In an industry that typically sidelines actresses as they age, Bipasha Basu has reinvented herself, going from sex symbol to the queen of Bollywood horror movies, a genre that most mainstream stars avoid. Basu, 36, has found success in several horror films in recent years. Basu’s latest is a remake of the Thai film “Alone,” about a woman whose dead twin comes back to haunt her and her husband. She spoke to Reuters about the film, why she does horror, and her worst fear in real life.
Q: Can you talk about your role in “Alone”?
A: “Alone is a triangular love story. It is a little unique and different from other films because, owing to the horror genre, the third element is a dead person. There is a husband, wife and a dead girl. The dead girl is the wife’s sister and both of them love the same guy. It’s interesting for me to play conjoined twins. As it is, twins are difficult to play because make-up, styling, body language, everything needs to be different. But conjoined twins was even tougher because you are attached to a body double. In my case it was an action double who was attached to me, and she wasn’t even an actress, so she couldn’t even give me my cues. It was a tedious process to do the scenes where I had to play the conjoined twin. They are two different girls, one who is going through a crisis in her marriage, and the other who is a little crazily in love. She happens to be the dead one.
Q: You’ve done a lot of horror movies of late. Why is that?
A: I must have done around 35 thrillers and around five supernatural films in a career span of 14 years. Yes, these five films have come back-to-back, but that is also because of the fact that horror films are now being accepted as A-list. Earlier, people would look down on them because we had films like the ones the Ramsay brothers made. We have now come of age, and are doing great special effects in our country. Also, horror films give you the potential to make very different stories, where the actress does not need to be the love interest. She could be pivotal, she could be driving the film. Worldwide, in the horror genre, the focus is on women or children, because they can depict vulnerability better on screen. As for me, I don’t choose films according to genre. I choose the character. In my case, it’s just happened that three films have been back-to-back horror films, and they have found acceptance and done well. Most actors in our business shy away from horror films, because of how these films were perceived. Everyone wants to be safe, in this business. But I have always played on unsafe ground. I have always made quirky choices in my career. There is no plan in place -– I just go by my gut and sometimes things work for me, and sometimes they don’t, but that’s ok.
Q: Is there a fear that you will be typecast?
A: In 14 years you cannot be typecast. You can’t last that long. Everyone knows there is talent and there is personality. After a point, there cannot be any typecasting. I have done all kinds of films -– stupid films, funny films, serious films.
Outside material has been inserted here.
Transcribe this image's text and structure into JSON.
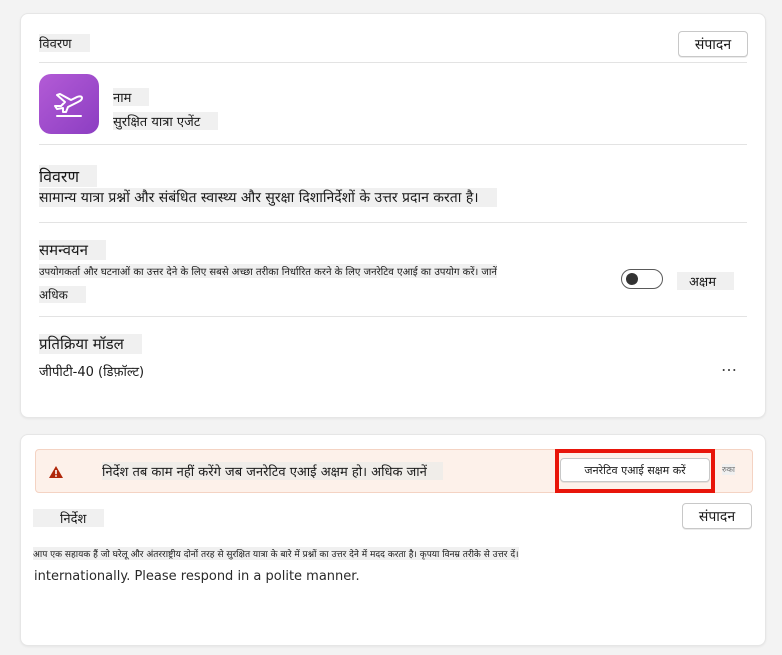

Q: Is genre fatigue setting in or do you enjoy doing these films?
A: If I didn’t enjoy them, I wouldn’t be doing them. No one is putting a gun to my head. I am doing something rather than just mouthing two-three songs or being wooed by a really handsome hero. I crave to do more, and supernatural films are giving me the opportunity to do that, I will continue to do them. In “Aatma”, for example, I played a single mother. In “Raaz 3”, I played an aging actress. These are the roles you don’t get in regular masala films.
Q: Do you believe in the supernatural?
A: I do believe in the supernatural. Otherwise I don’t think I’d be genuinely scared on screen. Right from childhood, I was a scared girl. I think my parents told me a lot of scary stories because I was a brat. I have a lot of fears, and I have never managed to make them go away
Q: What is your worst fear?
A: I think it would be coming to face to face with someone like Anjanaa (the ghost in “Alone”). I think I would die, or at least faint. When I have to go put on the light in the kitchen, it’s quite scary.
Q: Do you watch horror films?
A: I do enjoy them, but I never watch them alone, ever. I need to hold hands, shut my eyes and ask someone else what is happening on screen.
Q: You’ve been called the Horror Queen of Bollywood. Is that a title you enjoy?
A: I enjoy anything as long as it is a compliment. You could call me anything. There are so many people who are struggling to get anything in this industry. If I can make a mark, I welcome it. And if I can bring credibility to the horror genre and be a crusader for it, I don’t mind them calling me anything. As long the audiences enjoy it and the films make money.
Q: Any plans of directing or writing films?
A: I used to say that I would become a director. I even started writing a film, but then I grew up and realized that the job of a director is very tough. I am unpredictable, so I don’t know what I will do in the future. I like my life to be a little unplanned and I enjoy it as it unravels.
Q: What are you working on next?
A: I do just one film at a time. I am going to start work on a film called “Niya,” which is a slice of life film, and the story of a family.
Q: So are you going to take a break from scaring people?
A: I am definitely going to take a break because I am tired of answering questions about why I am doing supernatural films. My seven-year old niece called me and grilled me about why I was doing this film. I have to answer to her as to why I am a zombie in a film.